Okay, so the ERC grant that I received is a starting grant for two years, and the amount was €180,000, and it concerns detection of cosmic neutrinos in salt mines. It’s a subject that I started working on in my PhD, and I got to a point where I needed to do experimental work. The grant has a very long name. It is ‘Radio wave propagation in heterogeneous media: implications on the electronics of Cosmic Neutrino Detectors’. We are a team of six, out of which three are postdocs and one a PhD student, and the salary covers our wages and also I have purchased the equipment necessary to do measurements in a few Romanian salt mines and that’s it. I mean we are a small team.
So, the ultimate goal of a neutrino detector in a salt mine would be to trace the highest energetic sources in this universe, which could be supermassive black holes or gamma ray bursts or anything extremely energetic. As a general comment, you can do that by observing the source, well let’s say pointing your radio telescope towards that source or you can observe it indirectly. And one such method to study energetic sources is to observe and measure what they produce. One of the products that we are interested in our neutrinos, and why is that? Neutrinos are some particles which can travel the universe without being deflected by the magnetic field. So, if they travel in a straight line, let’s say, if one detects a neutrino on Earth and reconstructs the direction, we will know for sure that in that direction we have a high energetic source. So, one needs a huge volume of high density material just to enhance the interaction of the neutrino. One such medium is salt reservoir, salt mines. But when a neutrino will interact in a salt mine, it will produce a radio wave because salt allows propagation of radio waves on large distances. And we need that, we need propagational large distances because we need more detectors to measure the same radio signal, and once we have more radio stations which detect the same radio signal, we can reconstruct the direction where a high energetic source is, so location of a supermassive black hole. So it’s kind of astronomy done with detection of neutrinos, and nowadays, as far as I know, we are the only group in Europe which is studying the effect of cosmic neutrinos in salt mines. The universe is formed by many black holes and very massive black holes are of interest because people are ultimately interested in the evolution and what the universe is made from.
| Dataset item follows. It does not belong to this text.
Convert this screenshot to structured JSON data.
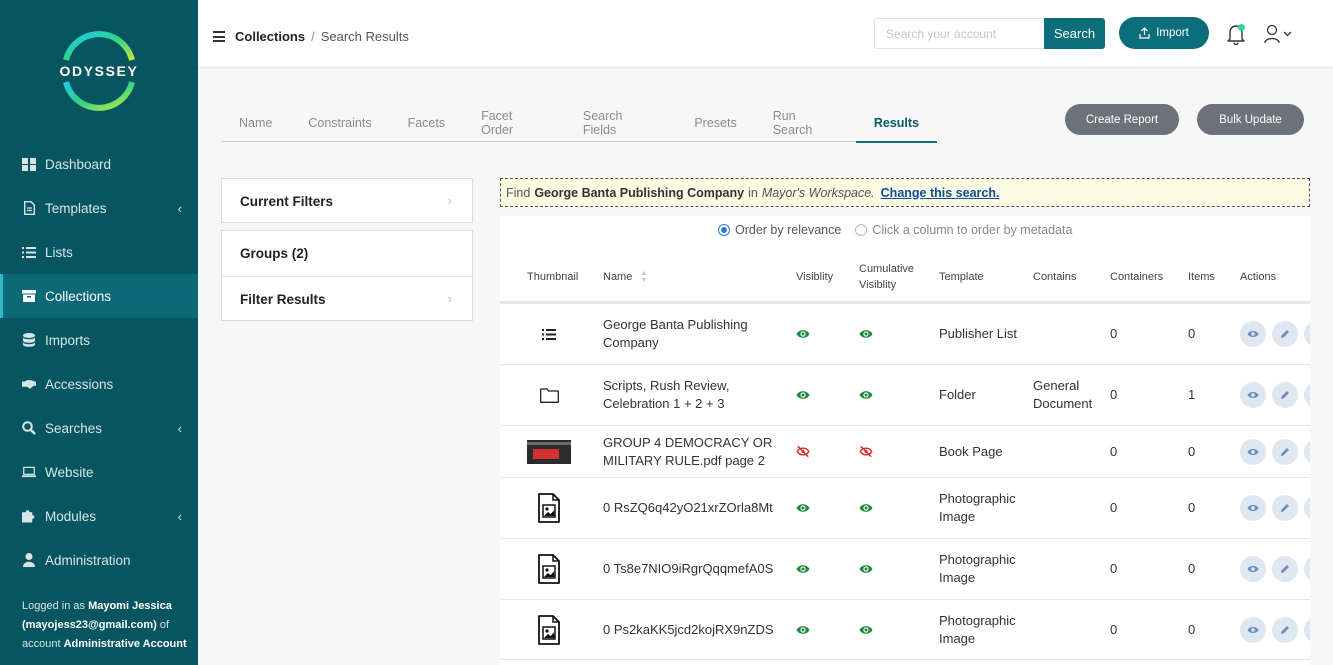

So, I wrote the proposal in 2015, and I think in April 2016 I received an email in which I was informed my grant passed to the first evaluating stage and that I will be invited in Brussels for an interview for the second step. I think it was in June when I went to Brussels for the interview and I had to present my project to the reviewers. And after that, I waited for two more months I think, and in August I received a congratulating email in which it was announced that my grant will be financed. I read the email and I couldn’t believe it. It was really, really good. I mean I was more than surprised. To be honest I didn’t expect to receive the grant because of the high competition so anyway I was very, very happy.
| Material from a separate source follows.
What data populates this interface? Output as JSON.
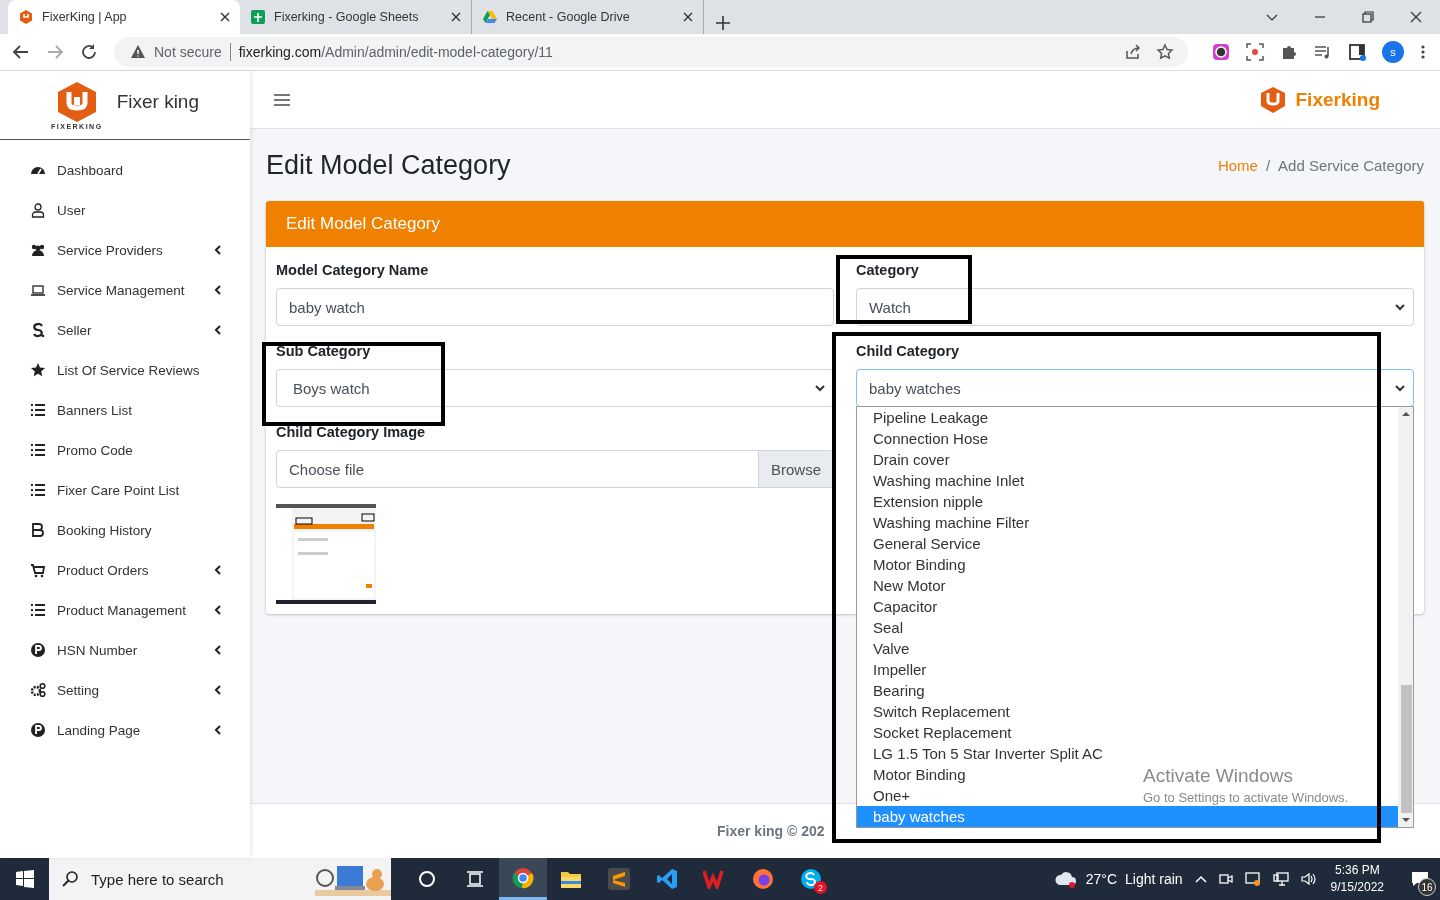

Well, as I always say, if you don’t apply then you won’t get the grant. Well the first step in obtaining the grant is to apply for a grant. And as hard as it may sound, it’s not impossible. I mean if I could do it, anybody can, so I would advise as many researchers to apply for it. I would advise Romanian researchers to apply for it, and in Romania, for example, if you pass the first evaluating stage but your project is not financed, the Romanian state will give you I think half of the money that you applied for initially, to do this project and of course this is a measure to encourage applications for such grants. So, good luck everybody.